Woody Pitkat is certainly a veteran of Sunoco Modified racing at Thompson Speedway Motorsports Park.
Just four years ago, the Stafford, Conn., driver won the championship in Thompson’s premiere division for the second time, following up a 2006 title with another one just about a decade later. After finishing sixth in the Sunoco Modified points chase last year, Pitkat and Mertz decided they wouldn’t be running for the Thompson crown in 2019.
But, after a little bit of discussion over the off-season, Pitkat found a seat for the 45th annual Icebreaker driving for veteran car owner Dan Avery. As of now, it looks like the combination might be going to try to put Pitkat back in championship glory at Thompson.
“I talked to Dan over the winter, I ran the car at Stafford last year for him once and finished second, and Dan knows he wants to be a car owner in the next few years,” Pitkat said. “I told him about Thompson, and we decided we would go to the Icebreaker and see how things went. His plans right now are to try to do the whole deal at Thompson. There might be one race that is a little bit shaky, but, the plan is go for the whole deal.”
If the Icebreaker is any indication, the success Pitkat is having with Avery might last a while.

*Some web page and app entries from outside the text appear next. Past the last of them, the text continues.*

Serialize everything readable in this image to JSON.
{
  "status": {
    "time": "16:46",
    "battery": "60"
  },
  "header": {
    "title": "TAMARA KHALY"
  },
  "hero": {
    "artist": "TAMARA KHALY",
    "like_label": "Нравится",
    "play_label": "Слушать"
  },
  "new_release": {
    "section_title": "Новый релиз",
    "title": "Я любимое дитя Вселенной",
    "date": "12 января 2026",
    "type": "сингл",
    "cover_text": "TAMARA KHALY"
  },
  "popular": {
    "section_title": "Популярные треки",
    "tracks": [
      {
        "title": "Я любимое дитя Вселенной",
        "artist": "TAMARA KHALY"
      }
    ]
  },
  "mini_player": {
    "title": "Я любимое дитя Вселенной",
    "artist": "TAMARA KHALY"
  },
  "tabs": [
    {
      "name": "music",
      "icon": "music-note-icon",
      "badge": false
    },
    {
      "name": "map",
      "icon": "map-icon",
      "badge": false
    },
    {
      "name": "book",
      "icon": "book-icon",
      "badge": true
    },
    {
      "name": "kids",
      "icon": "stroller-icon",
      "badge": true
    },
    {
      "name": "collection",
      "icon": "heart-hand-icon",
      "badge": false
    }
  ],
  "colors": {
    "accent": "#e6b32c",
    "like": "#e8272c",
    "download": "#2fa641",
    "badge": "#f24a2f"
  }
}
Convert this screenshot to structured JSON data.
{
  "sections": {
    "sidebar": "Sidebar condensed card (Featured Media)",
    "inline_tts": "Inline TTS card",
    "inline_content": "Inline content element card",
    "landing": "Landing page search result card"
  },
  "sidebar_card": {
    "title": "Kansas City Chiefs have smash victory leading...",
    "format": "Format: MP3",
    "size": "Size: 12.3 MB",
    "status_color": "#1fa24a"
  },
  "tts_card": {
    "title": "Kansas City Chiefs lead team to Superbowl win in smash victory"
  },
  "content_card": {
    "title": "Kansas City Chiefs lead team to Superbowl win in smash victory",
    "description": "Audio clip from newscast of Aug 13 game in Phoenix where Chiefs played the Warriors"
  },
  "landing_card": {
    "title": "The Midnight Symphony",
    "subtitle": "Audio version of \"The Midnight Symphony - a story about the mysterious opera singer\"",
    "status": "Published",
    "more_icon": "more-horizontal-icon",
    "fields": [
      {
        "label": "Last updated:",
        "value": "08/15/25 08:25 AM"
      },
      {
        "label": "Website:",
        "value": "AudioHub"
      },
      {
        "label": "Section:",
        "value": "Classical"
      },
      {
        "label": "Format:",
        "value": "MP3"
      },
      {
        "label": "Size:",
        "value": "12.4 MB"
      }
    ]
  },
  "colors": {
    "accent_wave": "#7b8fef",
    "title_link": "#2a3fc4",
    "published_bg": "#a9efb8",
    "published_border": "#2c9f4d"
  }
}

After finishing third in his heat race, Pitkat worked up through the top five in the early portion of the 30-lap Sunoco Modified feature to open the season, and was able to bring home the No. 10 Horsepower Hill Farm machine with a solid third-place finish. Avery’s other entry, driven by Glen Reen, finished fifth.
“After practice I said that of the three divisions I was running during the weekend, we unloaded good right out of the box. We didn’t even really change a whole lot, we learned a little bit in the heat about what we needed the car to do for the feature,” Pitkat said.
“They came over the radio halfway through the race and I told them it drove like a Cadillac, and I wasn’t lying. It handled perfect the whole day. We need to do a little bit of homework to get a little bit better, but Dan should be very proud of his team to go to Thompson having not run before and come out with two top-fives.”
Pitkat also was busy over the course of Icebreaker weekend driving in another NASCAR Whelen All-American Series division, and the NASCAR Whelen Modified Tour.
Behind the wheel of the No. 91 Late Model for Hartwell Motorsports, Pitkat had similar success, finishing fifth in his heat and driving from his 10th place starting position up to another third-place effort.
The Late Model feature was run following the NASCAR Whelen Modified Tour race, meaning it concluded a day of 205 laps of racing action behind the wheel for Pitkat. Even though he does have a previous Late Model championship at Thompson back in 2002, the cars have changed drastically under the hood and they do drive differently on the track, but he’s adapting well and still having success.
“I was actually racing against my car owner back then, and we had too much motor with not enough chassis, but now we have superior chassis with not enough motors, totally opposite out there,” Pitkat said. “For me, a race car is a race car. I’ve run a few ACT Tour races and maybe that has helped my adjustability to these new style cars, but I’ve noticed all of the cars are pretty much equal.”
After teaming with Hartwell, Pitkat was in contention for the championship last year going into the final few races, but the team took that success and invested in the team even more over the winter.
They seem committed to running at the front of the field consistently in one of Thompson’s most competitive classes.
“Last year we had a lot of just bad luck, we were in the hunt with a few races to go but then we had a bad heat race, and then something happened in the feature and in the World Series I got wrecked in the heat race and didn’t even run the feature,” Pitkat said. “The guys worked really hard over the winter, technology wise and more, to upgrade the equipment. When we unloaded this year, we were two or three tenths faster than we have ever been. It’s nice to see the hard work over the winter pay off.”
And with a month off before the second NASCAR Whelen All-American Series race of the season, Pitkat feels like the Late Model team has time to make a few additional adjustments that will help him get closer to Victory Lane.
Is he ready to return to winning form in the class?
“I believe so,” Pitkat said. “We’ve been chasing the steering since day one, it’s just a weird steering where I almost feel like you have to have arms like animals. I might have noticed it more now jumping from the Sunoco Modified to the NASCAR Whelen Modified Tour to the Late Model at the Icebreaker, but something happened towards the end of the race where I was having trouble with it. They are changing all of it so it will be more towards what I accustomed to in the Sunoco Modified, so I think that will help a lot. With all of the stuff they have found and all of the work done over the winter, I think we are definitely going to be in contention to win.”
In the NASCAR Whelen Modified Tour Icebreaker 150, Pitkat finished eighth, marking his first top 10 in the three races run this season on the Whelen Modified Tour. He will return to Thompson with the No. 82 Horton Avenue Materials Chevrolet again on Wednesday, June 5 for the Thompson 125.
But for now, Pitkat will be back on track for the second race of the NASCAR Whelen All-American Series season on Sunday, May 19, when Thompson’s Limited Sportsman division goes extra distance with a 30-lap special event.